Which of the lines below mention the word "folder"? Pull each one out.

Saved data entries
◇ ◇ ◇ ◇

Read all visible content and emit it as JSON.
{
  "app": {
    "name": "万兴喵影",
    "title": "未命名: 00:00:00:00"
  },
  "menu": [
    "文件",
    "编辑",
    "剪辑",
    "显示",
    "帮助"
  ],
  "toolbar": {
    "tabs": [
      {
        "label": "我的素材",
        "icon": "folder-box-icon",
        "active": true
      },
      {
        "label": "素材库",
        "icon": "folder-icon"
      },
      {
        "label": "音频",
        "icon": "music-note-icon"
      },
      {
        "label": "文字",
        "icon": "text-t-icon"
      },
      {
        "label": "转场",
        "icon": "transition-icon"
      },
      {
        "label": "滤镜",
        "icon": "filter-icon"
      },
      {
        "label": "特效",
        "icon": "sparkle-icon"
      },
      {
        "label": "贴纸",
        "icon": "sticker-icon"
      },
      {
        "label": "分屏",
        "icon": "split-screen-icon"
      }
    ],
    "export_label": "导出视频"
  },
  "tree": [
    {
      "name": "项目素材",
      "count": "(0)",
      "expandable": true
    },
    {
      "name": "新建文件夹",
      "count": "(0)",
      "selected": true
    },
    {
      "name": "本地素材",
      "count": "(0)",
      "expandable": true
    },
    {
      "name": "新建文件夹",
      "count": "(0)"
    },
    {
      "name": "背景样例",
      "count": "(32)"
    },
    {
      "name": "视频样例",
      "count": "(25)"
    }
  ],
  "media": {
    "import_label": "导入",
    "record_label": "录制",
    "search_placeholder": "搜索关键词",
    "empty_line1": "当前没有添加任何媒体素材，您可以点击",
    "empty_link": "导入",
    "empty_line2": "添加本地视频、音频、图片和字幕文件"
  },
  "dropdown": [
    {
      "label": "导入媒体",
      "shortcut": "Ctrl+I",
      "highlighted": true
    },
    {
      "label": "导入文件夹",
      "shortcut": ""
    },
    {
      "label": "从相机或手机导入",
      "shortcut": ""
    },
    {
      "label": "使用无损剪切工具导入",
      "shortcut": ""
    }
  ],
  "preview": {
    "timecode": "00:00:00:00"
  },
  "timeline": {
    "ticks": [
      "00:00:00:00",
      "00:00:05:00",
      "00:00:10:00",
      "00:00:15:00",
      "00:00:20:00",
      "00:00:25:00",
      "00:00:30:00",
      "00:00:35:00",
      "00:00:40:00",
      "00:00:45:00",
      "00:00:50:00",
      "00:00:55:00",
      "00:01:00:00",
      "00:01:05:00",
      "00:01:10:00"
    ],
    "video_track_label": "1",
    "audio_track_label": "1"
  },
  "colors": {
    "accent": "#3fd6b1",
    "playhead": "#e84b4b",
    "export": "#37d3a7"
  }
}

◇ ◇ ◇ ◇

EXERCISE ANSWER -
        "icon": "folder-box-icon",
        "icon": "folder-icon"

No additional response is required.